Storytelling has always been an important and effective way of getting a point across. HOAs are a very rich source for stories. How better to warn housing consumers of the abuses that could be lurking right around the corner from that perfect house that feels so very much like home if you can’t tell your story? But stories, for the sake of a story is not enough, it has to be believable and the story teller has to be credible and that entails a little work.
Ward Lucas joins us On The Commons. Ward, now retired, is an Emmy winning TV anchor, investigative reporter and story teller “par excellence”. He is also a published author. His first book, “Neighbors at War”, is, as you might guess, all about the abuses and sheer insanity that is so common in HOA controlled neighborhoods. He has just published his third book, “Sometimes ya Gotta Ride the Elephant” where he takes us through his journey as an investigative reporter and TV anchor and lets us into the secrets of how he managed to get the full story for his reports, without leaving any loose ends. It’s a fun read with several lessons for us budding story tellers. All three of his books are available on his website, Ward Lucas.com
Every year, for as long as I can remember, homeowners have gathered to talk about the problems and the issues they face in their HOA governed homes and developments. Invariably they debate potential legislation they believe would Provide for a fair and balanced playing field. And over the years more and more laws are added to the books in all the states. Sometimes they succeed – for a little while – but usually they are back the following legislative session, still trying to fix the never ending problems and abuses. I have long believed there has to be a better way and that Americans are entitled to live peacefully in their own homes. Maybe it is time to think outside the box and try something different.
David Kahne joins us On The Commons. David, an attorney in Houston, Texas, is one of a handful of attorneys nationwide who understands HOA laws and does represent owners against their HOAs. He has worked on a legislative agenda for Texas for as long as I have known him. This year is no exception. We talk to David about some of the items on his legislative agenda, some of the issues he believes need to be addressed to even out the balance of power and give the owner a fighting chance. We talk about fines and foreclosures and legal fees.
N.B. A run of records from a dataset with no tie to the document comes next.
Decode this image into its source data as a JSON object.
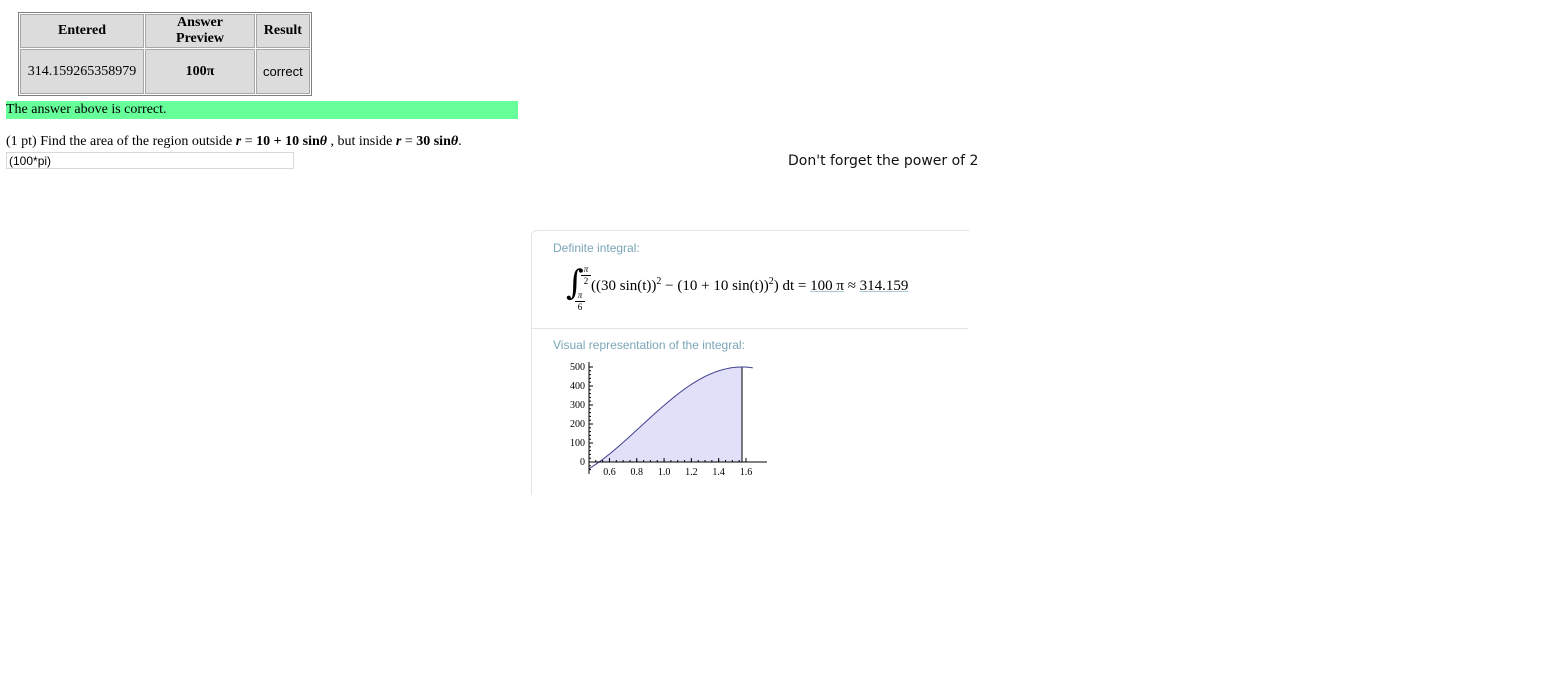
{
  "results_table": {
    "headers": [
      "Entered",
      "Answer Preview",
      "Result"
    ],
    "rows": [
      {
        "entered": "314.159265358979",
        "preview": "100π",
        "result": "correct"
      }
    ]
  },
  "status_banner": "The answer above is correct.",
  "problem": {
    "prefix": "(1 pt) Find the area of the region outside ",
    "r1": "r",
    "eq1": " = ",
    "expr1": "10 + 10 sin",
    "theta1": "θ",
    "middle": " , but inside ",
    "r2": "r",
    "eq2": " = ",
    "expr2": "30 sin",
    "theta2": "θ",
    "suffix": "."
  },
  "answer_input": {
    "value": "(100*pi)"
  },
  "hint": "Don't forget the power of 2",
  "panel": {
    "pod1_title": "Definite integral:",
    "upper_limit_num": "π",
    "upper_limit_den": "2",
    "lower_limit_num": "π",
    "lower_limit_den": "6",
    "integrand": "((30 sin(t))",
    "integrand_mid": " − (10 + 10 sin(t))",
    "integrand_end": ") dt = ",
    "exact_value": "100 π",
    "approx_symbol": " ≈ ",
    "approx_value": "314.159",
    "exp2": "2",
    "pod2_title": "Visual representation of the integral:"
  },
  "chart_data": {
    "type": "area",
    "function": "(30 sin(t))^2 - (10 + 10 sin(t))^2",
    "shaded_interval": [
      0.5236,
      1.5708
    ],
    "xlim": [
      0.45,
      1.65
    ],
    "ylim": [
      -60,
      510
    ],
    "x_ticks": [
      "0.6",
      "0.8",
      "1.0",
      "1.2",
      "1.4",
      "1.6"
    ],
    "y_ticks": [
      "0",
      "100",
      "200",
      "300",
      "400",
      "500"
    ],
    "fill_color": "#e0e0f8",
    "line_color": "#3f3f8f",
    "sample_points": [
      {
        "x": 0.45,
        "y": -69
      },
      {
        "x": 0.5236,
        "y": 0
      },
      {
        "x": 0.6,
        "y": 71
      },
      {
        "x": 0.8,
        "y": 240
      },
      {
        "x": 1.0,
        "y": 362
      },
      {
        "x": 1.2,
        "y": 449
      },
      {
        "x": 1.4,
        "y": 492
      },
      {
        "x": 1.5708,
        "y": 500
      },
      {
        "x": 1.65,
        "y": 492
      }
    ]
  },
  "colors": {
    "banner": "#66ff99",
    "table_cell": "#dcdcdc",
    "pod_title": "#7aa6b8"
  }
}
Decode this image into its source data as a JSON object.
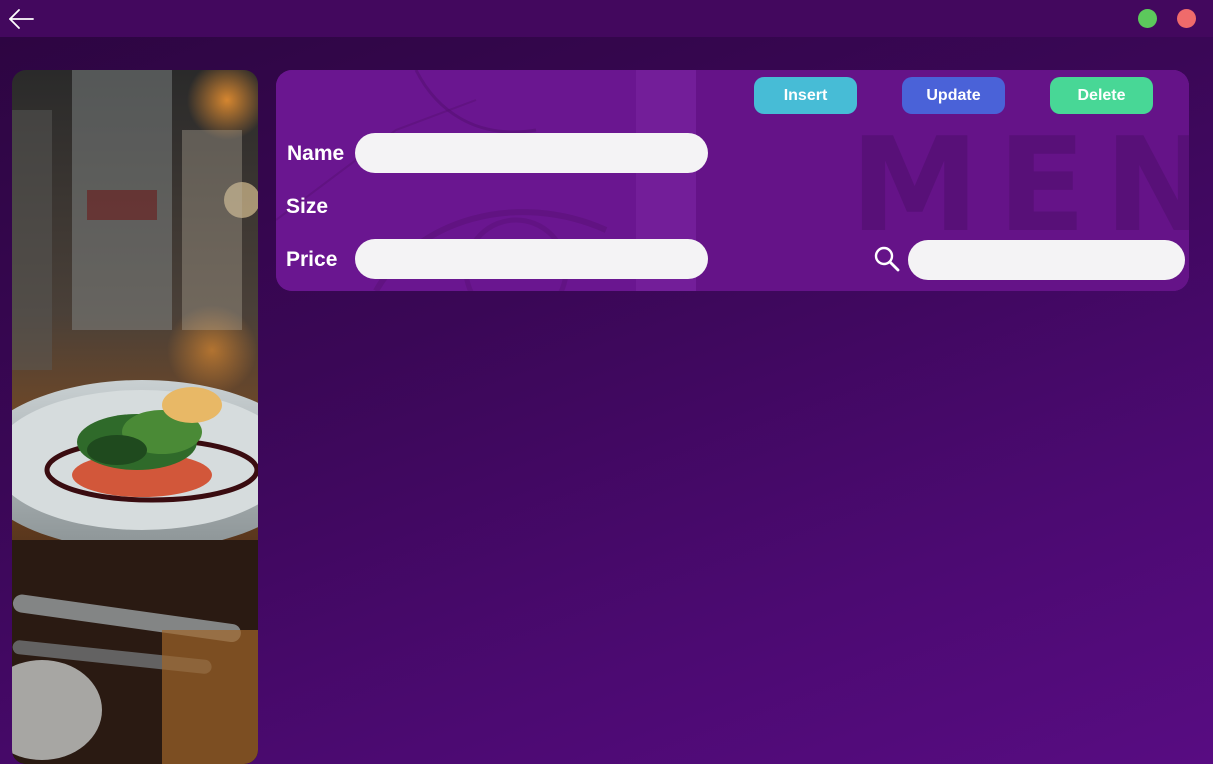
{
  "titlebar": {
    "back_icon": "arrow-left-icon",
    "window_controls": [
      {
        "name": "maximize",
        "color": "#5cc95c"
      },
      {
        "name": "close",
        "color": "#ef6b6b"
      }
    ]
  },
  "panel": {
    "background_text": "MENU"
  },
  "toolbar": {
    "insert_label": "Insert",
    "update_label": "Update",
    "delete_label": "Delete"
  },
  "form": {
    "name_label": "Name",
    "name_value": "",
    "size_label": "Size",
    "price_label": "Price",
    "price_value": "",
    "search_icon": "search-icon",
    "search_value": ""
  },
  "colors": {
    "insert": "#47bcd6",
    "update": "#4a62d8",
    "delete": "#48d796",
    "panel": "#6a1690"
  }
}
We touch on many issues, including whether some of the legislative agenda could, or should, be tackled at the Federal level. And we barely scratched the surface of what should be done to return full ownership and sovereignty of our homes to their rightful owners.